| Exercise requirements |
Return all lines in the data where the string "text" can be found.

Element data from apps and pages

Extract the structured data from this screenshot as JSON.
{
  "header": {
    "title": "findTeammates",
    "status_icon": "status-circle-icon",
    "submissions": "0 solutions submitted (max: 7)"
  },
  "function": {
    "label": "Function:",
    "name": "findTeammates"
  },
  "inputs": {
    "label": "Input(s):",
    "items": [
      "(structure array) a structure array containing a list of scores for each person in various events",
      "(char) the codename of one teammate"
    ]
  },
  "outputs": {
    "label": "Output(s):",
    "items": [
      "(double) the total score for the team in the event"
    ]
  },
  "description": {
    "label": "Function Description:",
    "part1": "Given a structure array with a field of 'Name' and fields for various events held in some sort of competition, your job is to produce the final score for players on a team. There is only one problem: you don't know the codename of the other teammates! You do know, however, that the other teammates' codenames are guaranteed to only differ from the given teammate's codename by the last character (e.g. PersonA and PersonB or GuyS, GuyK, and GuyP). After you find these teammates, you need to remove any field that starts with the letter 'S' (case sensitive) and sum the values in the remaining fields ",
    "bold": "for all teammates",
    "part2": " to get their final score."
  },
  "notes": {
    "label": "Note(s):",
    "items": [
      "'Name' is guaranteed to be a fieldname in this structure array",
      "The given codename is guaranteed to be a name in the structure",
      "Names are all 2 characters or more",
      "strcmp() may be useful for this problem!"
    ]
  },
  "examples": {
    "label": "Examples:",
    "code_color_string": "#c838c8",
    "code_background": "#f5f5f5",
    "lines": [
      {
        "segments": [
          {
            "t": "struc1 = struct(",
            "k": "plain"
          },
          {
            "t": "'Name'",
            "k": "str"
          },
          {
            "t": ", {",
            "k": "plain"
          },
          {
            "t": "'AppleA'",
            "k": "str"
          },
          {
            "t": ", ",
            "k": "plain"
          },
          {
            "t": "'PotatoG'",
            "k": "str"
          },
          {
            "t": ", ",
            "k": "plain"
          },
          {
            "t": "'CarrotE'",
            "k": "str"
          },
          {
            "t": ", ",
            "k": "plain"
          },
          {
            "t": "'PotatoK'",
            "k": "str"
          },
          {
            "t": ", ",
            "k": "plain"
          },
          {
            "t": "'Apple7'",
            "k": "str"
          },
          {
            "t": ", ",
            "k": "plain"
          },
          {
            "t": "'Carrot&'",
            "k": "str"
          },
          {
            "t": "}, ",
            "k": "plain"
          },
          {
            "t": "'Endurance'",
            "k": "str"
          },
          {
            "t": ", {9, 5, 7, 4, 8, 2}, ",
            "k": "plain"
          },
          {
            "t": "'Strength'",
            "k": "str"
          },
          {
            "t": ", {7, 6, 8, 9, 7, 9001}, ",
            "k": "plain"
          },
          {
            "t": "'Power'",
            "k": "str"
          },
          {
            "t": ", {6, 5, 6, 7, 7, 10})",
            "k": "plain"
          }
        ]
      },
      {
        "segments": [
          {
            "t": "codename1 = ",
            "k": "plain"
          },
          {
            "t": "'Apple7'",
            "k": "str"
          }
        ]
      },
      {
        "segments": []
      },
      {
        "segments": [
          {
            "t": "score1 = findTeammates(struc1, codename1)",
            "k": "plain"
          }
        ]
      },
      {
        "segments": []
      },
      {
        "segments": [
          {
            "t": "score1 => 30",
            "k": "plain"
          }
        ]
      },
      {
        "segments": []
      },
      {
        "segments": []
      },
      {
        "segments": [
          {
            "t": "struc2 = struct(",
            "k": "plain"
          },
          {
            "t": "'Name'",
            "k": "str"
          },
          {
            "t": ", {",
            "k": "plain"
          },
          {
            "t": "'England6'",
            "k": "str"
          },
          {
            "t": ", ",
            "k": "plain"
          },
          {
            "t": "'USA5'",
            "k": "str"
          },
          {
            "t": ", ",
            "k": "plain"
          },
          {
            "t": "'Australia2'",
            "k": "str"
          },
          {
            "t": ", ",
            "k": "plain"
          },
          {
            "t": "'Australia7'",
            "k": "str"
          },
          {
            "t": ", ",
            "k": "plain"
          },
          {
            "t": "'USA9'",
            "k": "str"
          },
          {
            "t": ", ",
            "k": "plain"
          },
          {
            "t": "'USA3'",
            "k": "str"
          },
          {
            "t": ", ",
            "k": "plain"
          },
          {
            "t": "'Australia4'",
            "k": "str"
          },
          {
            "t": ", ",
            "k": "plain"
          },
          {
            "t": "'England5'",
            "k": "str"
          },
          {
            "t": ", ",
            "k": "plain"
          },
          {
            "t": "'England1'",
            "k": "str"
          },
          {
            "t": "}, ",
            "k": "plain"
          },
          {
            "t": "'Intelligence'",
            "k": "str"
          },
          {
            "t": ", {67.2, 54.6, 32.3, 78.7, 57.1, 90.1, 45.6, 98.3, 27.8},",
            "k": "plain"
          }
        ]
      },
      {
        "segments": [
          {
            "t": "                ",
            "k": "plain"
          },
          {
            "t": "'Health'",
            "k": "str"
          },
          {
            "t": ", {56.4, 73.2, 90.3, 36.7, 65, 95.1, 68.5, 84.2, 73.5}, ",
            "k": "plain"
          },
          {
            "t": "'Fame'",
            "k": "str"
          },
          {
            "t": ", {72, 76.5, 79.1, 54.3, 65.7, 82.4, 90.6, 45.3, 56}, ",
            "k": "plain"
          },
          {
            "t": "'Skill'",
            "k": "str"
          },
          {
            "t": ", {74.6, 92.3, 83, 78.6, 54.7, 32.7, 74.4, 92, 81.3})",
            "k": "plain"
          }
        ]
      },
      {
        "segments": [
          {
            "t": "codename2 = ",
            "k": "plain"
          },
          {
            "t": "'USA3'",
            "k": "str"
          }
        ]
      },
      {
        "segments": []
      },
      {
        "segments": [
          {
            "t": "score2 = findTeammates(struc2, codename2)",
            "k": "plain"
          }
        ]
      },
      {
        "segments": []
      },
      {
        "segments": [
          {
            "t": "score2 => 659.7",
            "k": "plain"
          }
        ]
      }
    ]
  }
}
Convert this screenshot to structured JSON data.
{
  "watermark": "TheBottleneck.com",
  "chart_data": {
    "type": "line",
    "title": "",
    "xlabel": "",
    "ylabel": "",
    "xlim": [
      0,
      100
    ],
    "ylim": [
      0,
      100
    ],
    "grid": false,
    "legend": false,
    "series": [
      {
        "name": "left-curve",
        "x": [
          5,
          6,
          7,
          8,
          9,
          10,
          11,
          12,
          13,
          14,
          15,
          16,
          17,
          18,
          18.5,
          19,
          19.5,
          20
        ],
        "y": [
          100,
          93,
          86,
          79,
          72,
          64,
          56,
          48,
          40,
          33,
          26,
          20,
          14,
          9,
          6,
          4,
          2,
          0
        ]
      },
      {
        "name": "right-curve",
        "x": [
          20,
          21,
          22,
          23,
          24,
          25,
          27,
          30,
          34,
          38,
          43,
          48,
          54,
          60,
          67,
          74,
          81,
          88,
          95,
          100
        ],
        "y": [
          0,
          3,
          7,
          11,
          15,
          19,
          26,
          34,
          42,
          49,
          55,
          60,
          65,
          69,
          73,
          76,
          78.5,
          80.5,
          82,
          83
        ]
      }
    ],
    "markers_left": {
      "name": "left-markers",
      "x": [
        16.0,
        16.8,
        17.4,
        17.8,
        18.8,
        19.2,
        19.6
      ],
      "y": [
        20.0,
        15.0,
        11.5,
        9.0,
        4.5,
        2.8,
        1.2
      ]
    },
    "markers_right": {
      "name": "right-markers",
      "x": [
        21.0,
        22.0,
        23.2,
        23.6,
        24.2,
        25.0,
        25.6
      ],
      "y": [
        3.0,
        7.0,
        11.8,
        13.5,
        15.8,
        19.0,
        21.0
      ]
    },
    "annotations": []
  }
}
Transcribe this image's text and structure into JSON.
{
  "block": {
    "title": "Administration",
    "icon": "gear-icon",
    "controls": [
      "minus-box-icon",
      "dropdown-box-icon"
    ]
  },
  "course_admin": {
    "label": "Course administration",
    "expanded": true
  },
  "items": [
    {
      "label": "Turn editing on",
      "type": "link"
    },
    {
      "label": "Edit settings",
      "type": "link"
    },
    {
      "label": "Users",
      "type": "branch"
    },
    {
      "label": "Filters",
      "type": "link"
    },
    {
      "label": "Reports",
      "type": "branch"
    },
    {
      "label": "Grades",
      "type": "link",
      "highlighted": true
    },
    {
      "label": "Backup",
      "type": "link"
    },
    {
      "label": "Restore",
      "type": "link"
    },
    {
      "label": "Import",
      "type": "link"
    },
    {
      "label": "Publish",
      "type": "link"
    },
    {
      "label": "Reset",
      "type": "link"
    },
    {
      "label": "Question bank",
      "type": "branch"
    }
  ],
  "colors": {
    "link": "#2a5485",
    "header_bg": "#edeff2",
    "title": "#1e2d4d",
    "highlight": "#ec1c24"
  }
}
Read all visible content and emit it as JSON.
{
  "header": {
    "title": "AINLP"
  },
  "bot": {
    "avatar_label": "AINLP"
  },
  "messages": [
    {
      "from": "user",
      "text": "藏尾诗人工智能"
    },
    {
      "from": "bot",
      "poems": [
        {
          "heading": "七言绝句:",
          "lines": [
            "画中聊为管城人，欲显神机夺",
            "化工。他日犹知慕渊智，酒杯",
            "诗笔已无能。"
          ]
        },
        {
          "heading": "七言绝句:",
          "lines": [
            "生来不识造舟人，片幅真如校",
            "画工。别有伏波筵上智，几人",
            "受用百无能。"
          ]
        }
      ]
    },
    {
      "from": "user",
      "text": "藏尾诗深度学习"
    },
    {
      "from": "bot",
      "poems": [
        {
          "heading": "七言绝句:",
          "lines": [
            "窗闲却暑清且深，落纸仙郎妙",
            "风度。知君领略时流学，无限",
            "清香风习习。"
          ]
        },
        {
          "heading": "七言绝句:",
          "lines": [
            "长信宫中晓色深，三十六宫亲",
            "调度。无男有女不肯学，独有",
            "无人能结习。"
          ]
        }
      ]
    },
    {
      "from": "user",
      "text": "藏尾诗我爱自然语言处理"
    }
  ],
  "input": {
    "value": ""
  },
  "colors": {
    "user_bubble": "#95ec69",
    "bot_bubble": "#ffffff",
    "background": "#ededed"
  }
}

| Solution |
Transcribe this image's text and structure into JSON.
      "text": "藏尾诗人工智能"
      "text": "藏尾诗深度学习"
      "text": "藏尾诗我爱自然语言处理"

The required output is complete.